#### [Work task]
Search the records below for "icon"; copy each line that has it.

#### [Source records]
= Beginning of Section =

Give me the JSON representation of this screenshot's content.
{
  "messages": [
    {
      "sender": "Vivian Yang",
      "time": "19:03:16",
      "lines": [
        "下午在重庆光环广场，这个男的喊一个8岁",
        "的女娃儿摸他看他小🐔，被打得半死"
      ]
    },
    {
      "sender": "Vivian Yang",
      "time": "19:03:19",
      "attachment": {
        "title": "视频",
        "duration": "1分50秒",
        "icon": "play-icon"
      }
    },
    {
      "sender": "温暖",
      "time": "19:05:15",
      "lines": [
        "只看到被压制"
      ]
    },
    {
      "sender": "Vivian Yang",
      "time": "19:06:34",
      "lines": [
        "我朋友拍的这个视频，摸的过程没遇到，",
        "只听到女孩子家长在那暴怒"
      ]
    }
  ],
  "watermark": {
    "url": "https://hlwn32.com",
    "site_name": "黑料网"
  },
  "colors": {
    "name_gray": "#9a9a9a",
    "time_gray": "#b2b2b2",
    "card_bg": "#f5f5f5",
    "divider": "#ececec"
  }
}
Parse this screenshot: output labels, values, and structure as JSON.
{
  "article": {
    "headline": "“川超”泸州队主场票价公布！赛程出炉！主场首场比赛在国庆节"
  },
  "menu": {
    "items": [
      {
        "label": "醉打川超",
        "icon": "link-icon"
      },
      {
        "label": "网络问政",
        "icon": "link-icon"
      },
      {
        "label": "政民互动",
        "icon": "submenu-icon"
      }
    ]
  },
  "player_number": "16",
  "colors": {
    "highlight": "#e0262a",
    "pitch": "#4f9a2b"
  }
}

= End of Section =

#### [Finished task]
        "icon": "play-icon"
        "icon": "link-icon"
        "icon": "link-icon"
        "icon": "submenu-icon"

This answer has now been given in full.